Exercise description:
In your reply, reproduce every line of the data without any alteration.

Excerpted data:
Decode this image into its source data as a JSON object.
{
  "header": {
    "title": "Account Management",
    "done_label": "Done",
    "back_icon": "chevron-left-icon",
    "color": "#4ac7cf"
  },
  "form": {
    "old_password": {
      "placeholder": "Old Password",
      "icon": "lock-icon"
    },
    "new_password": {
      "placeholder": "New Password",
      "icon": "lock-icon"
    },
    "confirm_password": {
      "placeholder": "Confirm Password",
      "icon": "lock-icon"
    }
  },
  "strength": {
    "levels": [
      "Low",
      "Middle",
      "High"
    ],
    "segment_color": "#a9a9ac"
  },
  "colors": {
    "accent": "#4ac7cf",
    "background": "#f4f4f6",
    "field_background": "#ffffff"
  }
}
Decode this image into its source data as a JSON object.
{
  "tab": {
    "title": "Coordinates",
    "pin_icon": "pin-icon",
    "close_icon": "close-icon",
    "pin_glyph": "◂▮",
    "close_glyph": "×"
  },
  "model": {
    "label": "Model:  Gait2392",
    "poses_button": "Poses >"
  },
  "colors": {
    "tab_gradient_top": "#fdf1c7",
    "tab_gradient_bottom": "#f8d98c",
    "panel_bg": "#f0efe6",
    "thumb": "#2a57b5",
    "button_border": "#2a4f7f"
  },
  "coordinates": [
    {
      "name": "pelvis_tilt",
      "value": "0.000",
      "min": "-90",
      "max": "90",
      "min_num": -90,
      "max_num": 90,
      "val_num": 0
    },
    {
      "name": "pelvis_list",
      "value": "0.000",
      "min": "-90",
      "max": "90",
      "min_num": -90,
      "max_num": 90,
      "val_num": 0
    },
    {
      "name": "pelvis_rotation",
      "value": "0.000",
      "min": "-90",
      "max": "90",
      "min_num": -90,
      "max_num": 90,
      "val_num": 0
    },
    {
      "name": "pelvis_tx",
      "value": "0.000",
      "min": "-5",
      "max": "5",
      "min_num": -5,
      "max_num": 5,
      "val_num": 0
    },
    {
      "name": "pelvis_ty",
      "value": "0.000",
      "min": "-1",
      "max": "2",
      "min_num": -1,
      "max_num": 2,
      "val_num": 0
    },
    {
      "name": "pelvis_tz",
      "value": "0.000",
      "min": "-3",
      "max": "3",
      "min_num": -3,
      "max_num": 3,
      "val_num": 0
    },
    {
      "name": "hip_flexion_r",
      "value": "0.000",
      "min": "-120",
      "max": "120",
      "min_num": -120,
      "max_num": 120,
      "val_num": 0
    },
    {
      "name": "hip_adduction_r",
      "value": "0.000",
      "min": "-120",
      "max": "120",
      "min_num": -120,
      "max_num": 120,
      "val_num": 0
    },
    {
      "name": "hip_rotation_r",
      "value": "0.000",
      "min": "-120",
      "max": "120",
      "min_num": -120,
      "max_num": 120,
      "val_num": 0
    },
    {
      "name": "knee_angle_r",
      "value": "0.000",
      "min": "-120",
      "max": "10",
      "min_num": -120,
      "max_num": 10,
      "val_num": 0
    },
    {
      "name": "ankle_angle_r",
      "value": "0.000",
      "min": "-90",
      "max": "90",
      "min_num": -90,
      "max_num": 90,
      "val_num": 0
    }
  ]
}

Output of the exercise:
Decode this image into its source data as a JSON object.
{
  "header": {
    "title": "Account Management",
    "done_label": "Done",
    "back_icon": "chevron-left-icon",
    "color": "#4ac7cf"
  },
  "form": {
    "old_password": {
      "placeholder": "Old Password",
      "icon": "lock-icon"
    },
    "new_password": {
      "placeholder": "New Password",
      "icon": "lock-icon"
    },
    "confirm_password": {
      "placeholder": "Confirm Password",
      "icon": "lock-icon"
    }
  },
  "strength": {
    "levels": [
      "Low",
      "Middle",
      "High"
    ],
    "segment_color": "#a9a9ac"
  },
  "colors": {
    "accent": "#4ac7cf",
    "background": "#f4f4f6",
    "field_background": "#ffffff"
  }
}
Decode this image into its source data as a JSON object.
{
  "tab": {
    "title": "Coordinates",
    "pin_icon": "pin-icon",
    "close_icon": "close-icon",
    "pin_glyph": "◂▮",
    "close_glyph": "×"
  },
  "model": {
    "label": "Model:  Gait2392",
    "poses_button": "Poses >"
  },
  "colors": {
    "tab_gradient_top": "#fdf1c7",
    "tab_gradient_bottom": "#f8d98c",
    "panel_bg": "#f0efe6",
    "thumb": "#2a57b5",
    "button_border": "#2a4f7f"
  },
  "coordinates": [
    {
      "name": "pelvis_tilt",
      "value": "0.000",
      "min": "-90",
      "max": "90",
      "min_num": -90,
      "max_num": 90,
      "val_num": 0
    },
    {
      "name": "pelvis_list",
      "value": "0.000",
      "min": "-90",
      "max": "90",
      "min_num": -90,
      "max_num": 90,
      "val_num": 0
    },
    {
      "name": "pelvis_rotation",
      "value": "0.000",
      "min": "-90",
      "max": "90",
      "min_num": -90,
      "max_num": 90,
      "val_num": 0
    },
    {
      "name": "pelvis_tx",
      "value": "0.000",
      "min": "-5",
      "max": "5",
      "min_num": -5,
      "max_num": 5,
      "val_num": 0
    },
    {
      "name": "pelvis_ty",
      "value": "0.000",
      "min": "-1",
      "max": "2",
      "min_num": -1,
      "max_num": 2,
      "val_num": 0
    },
    {
      "name": "pelvis_tz",
      "value": "0.000",
      "min": "-3",
      "max": "3",
      "min_num": -3,
      "max_num": 3,
      "val_num": 0
    },
    {
      "name": "hip_flexion_r",
      "value": "0.000",
      "min": "-120",
      "max": "120",
      "min_num": -120,
      "max_num": 120,
      "val_num": 0
    },
    {
      "name": "hip_adduction_r",
      "value": "0.000",
      "min": "-120",
      "max": "120",
      "min_num": -120,
      "max_num": 120,
      "val_num": 0
    },
    {
      "name": "hip_rotation_r",
      "value": "0.000",
      "min": "-120",
      "max": "120",
      "min_num": -120,
      "max_num": 120,
      "val_num": 0
    },
    {
      "name": "knee_angle_r",
      "value": "0.000",
      "min": "-120",
      "max": "10",
      "min_num": -120,
      "max_num": 10,
      "val_num": 0
    },
    {
      "name": "ankle_angle_r",
      "value": "0.000",
      "min": "-90",
      "max": "90",
      "min_num": -90,
      "max_num": 90,
      "val_num": 0
    }
  ]
}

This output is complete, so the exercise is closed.